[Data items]
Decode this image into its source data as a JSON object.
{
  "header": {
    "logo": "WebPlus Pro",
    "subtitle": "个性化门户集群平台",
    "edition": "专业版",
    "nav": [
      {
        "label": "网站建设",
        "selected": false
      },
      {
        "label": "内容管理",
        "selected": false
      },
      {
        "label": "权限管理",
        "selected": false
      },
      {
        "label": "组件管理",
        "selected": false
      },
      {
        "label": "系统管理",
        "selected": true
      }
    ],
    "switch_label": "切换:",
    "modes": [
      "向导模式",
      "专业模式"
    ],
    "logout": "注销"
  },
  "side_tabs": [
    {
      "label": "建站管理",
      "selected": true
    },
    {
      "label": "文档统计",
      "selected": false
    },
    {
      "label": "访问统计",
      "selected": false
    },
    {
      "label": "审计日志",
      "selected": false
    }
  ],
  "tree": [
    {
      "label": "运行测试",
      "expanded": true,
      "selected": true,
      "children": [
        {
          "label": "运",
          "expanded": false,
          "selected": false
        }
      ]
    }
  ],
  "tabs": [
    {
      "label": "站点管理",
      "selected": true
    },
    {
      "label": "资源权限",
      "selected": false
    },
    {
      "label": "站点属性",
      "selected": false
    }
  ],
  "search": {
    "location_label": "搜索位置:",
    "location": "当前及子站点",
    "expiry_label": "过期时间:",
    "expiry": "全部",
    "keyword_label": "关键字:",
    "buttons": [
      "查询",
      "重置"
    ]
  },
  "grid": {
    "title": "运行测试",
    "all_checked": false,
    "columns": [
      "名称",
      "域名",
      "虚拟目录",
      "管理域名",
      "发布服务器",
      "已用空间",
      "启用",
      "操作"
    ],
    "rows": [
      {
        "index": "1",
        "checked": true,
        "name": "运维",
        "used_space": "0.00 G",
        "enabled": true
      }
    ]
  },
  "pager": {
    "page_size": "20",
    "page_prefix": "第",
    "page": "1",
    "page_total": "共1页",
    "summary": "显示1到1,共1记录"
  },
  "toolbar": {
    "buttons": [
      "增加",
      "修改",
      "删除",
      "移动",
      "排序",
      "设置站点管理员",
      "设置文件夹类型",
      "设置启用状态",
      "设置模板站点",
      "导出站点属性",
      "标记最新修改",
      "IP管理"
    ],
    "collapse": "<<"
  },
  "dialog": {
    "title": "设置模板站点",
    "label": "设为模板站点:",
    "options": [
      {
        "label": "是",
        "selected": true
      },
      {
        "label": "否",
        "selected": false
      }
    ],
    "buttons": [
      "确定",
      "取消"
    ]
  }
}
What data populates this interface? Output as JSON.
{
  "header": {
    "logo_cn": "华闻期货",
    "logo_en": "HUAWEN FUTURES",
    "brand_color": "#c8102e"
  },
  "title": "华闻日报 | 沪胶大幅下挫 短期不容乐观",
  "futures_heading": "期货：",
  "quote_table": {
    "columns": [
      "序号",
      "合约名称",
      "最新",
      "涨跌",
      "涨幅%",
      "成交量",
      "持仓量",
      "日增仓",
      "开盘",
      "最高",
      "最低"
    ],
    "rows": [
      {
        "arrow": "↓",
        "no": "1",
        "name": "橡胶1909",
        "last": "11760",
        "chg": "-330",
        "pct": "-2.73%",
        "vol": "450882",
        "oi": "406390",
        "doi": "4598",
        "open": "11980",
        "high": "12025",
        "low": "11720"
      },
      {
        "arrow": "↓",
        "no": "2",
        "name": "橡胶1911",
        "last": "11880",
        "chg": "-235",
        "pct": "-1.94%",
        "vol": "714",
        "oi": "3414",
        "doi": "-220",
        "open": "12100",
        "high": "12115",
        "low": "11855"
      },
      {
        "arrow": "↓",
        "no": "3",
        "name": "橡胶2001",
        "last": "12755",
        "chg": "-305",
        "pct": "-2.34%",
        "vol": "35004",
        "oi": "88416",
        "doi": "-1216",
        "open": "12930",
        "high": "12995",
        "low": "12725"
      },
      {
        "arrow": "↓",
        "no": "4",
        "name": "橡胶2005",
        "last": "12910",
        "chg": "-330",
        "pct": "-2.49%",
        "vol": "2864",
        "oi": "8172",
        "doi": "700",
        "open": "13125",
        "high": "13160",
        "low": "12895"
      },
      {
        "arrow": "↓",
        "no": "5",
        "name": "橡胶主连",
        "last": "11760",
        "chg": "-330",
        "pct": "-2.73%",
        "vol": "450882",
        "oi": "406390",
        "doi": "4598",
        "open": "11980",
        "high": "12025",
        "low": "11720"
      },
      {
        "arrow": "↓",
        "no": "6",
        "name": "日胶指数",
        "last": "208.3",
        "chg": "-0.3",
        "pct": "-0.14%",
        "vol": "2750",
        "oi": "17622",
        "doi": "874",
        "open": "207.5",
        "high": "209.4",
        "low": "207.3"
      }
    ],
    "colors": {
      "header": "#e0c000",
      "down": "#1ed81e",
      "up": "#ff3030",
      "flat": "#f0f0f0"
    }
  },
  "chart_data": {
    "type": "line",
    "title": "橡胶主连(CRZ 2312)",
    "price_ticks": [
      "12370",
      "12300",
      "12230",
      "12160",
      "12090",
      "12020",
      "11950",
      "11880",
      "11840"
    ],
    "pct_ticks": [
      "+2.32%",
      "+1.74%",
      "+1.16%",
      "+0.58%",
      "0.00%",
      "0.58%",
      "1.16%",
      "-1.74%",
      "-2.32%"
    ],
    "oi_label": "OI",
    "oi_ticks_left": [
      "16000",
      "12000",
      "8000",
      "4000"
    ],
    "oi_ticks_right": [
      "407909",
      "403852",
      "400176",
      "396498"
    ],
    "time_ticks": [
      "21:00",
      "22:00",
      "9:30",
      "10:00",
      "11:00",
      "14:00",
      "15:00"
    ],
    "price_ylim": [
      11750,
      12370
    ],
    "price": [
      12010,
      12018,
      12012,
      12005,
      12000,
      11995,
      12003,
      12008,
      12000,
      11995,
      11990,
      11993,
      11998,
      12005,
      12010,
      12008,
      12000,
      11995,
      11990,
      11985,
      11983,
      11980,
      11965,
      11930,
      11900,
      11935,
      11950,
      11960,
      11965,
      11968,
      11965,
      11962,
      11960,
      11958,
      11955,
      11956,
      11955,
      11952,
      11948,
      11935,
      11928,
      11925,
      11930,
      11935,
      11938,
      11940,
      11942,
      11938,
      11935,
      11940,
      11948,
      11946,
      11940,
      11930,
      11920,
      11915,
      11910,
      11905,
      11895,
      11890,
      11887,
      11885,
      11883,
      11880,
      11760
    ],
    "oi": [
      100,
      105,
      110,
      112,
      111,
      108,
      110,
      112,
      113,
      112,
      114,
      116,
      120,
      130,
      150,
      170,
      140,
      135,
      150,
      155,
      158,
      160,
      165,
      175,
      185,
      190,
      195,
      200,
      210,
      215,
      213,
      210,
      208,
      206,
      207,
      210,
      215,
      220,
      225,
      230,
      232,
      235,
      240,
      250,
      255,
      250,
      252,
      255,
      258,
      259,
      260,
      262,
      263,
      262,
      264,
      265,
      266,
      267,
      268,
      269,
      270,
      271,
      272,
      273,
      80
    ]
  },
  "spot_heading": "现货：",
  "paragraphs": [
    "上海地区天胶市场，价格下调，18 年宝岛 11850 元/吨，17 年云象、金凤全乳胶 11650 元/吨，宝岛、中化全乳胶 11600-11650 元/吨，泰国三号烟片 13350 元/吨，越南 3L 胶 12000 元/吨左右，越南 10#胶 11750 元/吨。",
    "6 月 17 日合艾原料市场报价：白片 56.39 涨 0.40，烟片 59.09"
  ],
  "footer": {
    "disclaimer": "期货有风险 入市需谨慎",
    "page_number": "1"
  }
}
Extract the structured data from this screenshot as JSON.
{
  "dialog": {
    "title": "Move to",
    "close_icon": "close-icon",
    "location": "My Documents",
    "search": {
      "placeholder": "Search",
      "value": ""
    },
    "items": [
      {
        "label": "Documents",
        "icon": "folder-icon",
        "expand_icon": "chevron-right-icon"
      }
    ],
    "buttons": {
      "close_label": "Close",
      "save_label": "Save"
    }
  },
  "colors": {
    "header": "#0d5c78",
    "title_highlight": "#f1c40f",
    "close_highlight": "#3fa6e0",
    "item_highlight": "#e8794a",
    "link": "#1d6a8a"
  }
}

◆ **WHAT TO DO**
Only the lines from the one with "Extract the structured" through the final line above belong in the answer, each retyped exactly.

◆ **TASK OUTPUT**
Extract the structured data from this screenshot as JSON.
{
  "dialog": {
    "title": "Move to",
    "close_icon": "close-icon",
    "location": "My Documents",
    "search": {
      "placeholder": "Search",
      "value": ""
    },
    "items": [
      {
        "label": "Documents",
        "icon": "folder-icon",
        "expand_icon": "chevron-right-icon"
      }
    ],
    "buttons": {
      "close_label": "Close",
      "save_label": "Save"
    }
  },
  "colors": {
    "header": "#0d5c78",
    "title_highlight": "#f1c40f",
    "close_highlight": "#3fa6e0",
    "item_highlight": "#e8794a",
    "link": "#1d6a8a"
  }
}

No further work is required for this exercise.